_AVAILABLE DATA_
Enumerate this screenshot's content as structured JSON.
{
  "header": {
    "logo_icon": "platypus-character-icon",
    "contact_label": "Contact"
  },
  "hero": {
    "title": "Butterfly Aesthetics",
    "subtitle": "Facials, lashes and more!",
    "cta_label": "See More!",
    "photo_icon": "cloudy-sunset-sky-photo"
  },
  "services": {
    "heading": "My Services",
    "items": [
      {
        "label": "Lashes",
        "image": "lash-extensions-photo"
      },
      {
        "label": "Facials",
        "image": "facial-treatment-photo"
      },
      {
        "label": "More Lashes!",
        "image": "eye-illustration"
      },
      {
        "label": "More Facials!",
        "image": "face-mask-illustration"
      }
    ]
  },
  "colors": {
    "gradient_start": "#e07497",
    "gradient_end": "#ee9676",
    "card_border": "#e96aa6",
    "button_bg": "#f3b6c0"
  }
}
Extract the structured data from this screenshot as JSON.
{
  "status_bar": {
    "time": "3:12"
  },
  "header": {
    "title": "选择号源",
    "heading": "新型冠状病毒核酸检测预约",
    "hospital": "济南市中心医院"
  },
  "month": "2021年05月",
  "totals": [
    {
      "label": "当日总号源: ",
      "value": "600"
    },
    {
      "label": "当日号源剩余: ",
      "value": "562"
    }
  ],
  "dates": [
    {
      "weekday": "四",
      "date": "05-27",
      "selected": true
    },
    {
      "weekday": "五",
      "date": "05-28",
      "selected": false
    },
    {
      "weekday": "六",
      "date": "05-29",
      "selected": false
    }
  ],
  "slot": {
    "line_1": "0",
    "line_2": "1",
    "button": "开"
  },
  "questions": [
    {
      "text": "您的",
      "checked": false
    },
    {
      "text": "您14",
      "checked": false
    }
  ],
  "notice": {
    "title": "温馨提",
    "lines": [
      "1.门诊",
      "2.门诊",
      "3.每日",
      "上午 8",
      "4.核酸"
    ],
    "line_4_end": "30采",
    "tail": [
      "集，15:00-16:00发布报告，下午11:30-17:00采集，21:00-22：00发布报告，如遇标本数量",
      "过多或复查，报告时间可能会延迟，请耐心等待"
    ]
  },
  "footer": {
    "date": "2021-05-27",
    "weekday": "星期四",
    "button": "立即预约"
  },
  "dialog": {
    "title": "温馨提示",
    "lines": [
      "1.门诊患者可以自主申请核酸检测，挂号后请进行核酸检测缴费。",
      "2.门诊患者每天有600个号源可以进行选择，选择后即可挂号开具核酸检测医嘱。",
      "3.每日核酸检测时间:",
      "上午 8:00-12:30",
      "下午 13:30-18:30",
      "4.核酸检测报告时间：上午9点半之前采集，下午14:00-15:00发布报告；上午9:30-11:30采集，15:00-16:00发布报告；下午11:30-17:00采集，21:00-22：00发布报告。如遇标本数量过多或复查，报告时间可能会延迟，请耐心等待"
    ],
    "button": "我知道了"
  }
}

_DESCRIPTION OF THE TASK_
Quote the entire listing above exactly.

_EXERCISE SOLUTION_
Enumerate this screenshot's content as structured JSON.
{
  "header": {
    "logo_icon": "platypus-character-icon",
    "contact_label": "Contact"
  },
  "hero": {
    "title": "Butterfly Aesthetics",
    "subtitle": "Facials, lashes and more!",
    "cta_label": "See More!",
    "photo_icon": "cloudy-sunset-sky-photo"
  },
  "services": {
    "heading": "My Services",
    "items": [
      {
        "label": "Lashes",
        "image": "lash-extensions-photo"
      },
      {
        "label": "Facials",
        "image": "facial-treatment-photo"
      },
      {
        "label": "More Lashes!",
        "image": "eye-illustration"
      },
      {
        "label": "More Facials!",
        "image": "face-mask-illustration"
      }
    ]
  },
  "colors": {
    "gradient_start": "#e07497",
    "gradient_end": "#ee9676",
    "card_border": "#e96aa6",
    "button_bg": "#f3b6c0"
  }
}
Extract the structured data from this screenshot as JSON.
{
  "status_bar": {
    "time": "3:12"
  },
  "header": {
    "title": "选择号源",
    "heading": "新型冠状病毒核酸检测预约",
    "hospital": "济南市中心医院"
  },
  "month": "2021年05月",
  "totals": [
    {
      "label": "当日总号源: ",
      "value": "600"
    },
    {
      "label": "当日号源剩余: ",
      "value": "562"
    }
  ],
  "dates": [
    {
      "weekday": "四",
      "date": "05-27",
      "selected": true
    },
    {
      "weekday": "五",
      "date": "05-28",
      "selected": false
    },
    {
      "weekday": "六",
      "date": "05-29",
      "selected": false
    }
  ],
  "slot": {
    "line_1": "0",
    "line_2": "1",
    "button": "开"
  },
  "questions": [
    {
      "text": "您的",
      "checked": false
    },
    {
      "text": "您14",
      "checked": false
    }
  ],
  "notice": {
    "title": "温馨提",
    "lines": [
      "1.门诊",
      "2.门诊",
      "3.每日",
      "上午 8",
      "4.核酸"
    ],
    "line_4_end": "30采",
    "tail": [
      "集，15:00-16:00发布报告，下午11:30-17:00采集，21:00-22：00发布报告，如遇标本数量",
      "过多或复查，报告时间可能会延迟，请耐心等待"
    ]
  },
  "footer": {
    "date": "2021-05-27",
    "weekday": "星期四",
    "button": "立即预约"
  },
  "dialog": {
    "title": "温馨提示",
    "lines": [
      "1.门诊患者可以自主申请核酸检测，挂号后请进行核酸检测缴费。",
      "2.门诊患者每天有600个号源可以进行选择，选择后即可挂号开具核酸检测医嘱。",
      "3.每日核酸检测时间:",
      "上午 8:00-12:30",
      "下午 13:30-18:30",
      "4.核酸检测报告时间：上午9点半之前采集，下午14:00-15:00发布报告；上午9:30-11:30采集，15:00-16:00发布报告；下午11:30-17:00采集，21:00-22：00发布报告。如遇标本数量过多或复查，报告时间可能会延迟，请耐心等待"
    ],
    "button": "我知道了"
  }
}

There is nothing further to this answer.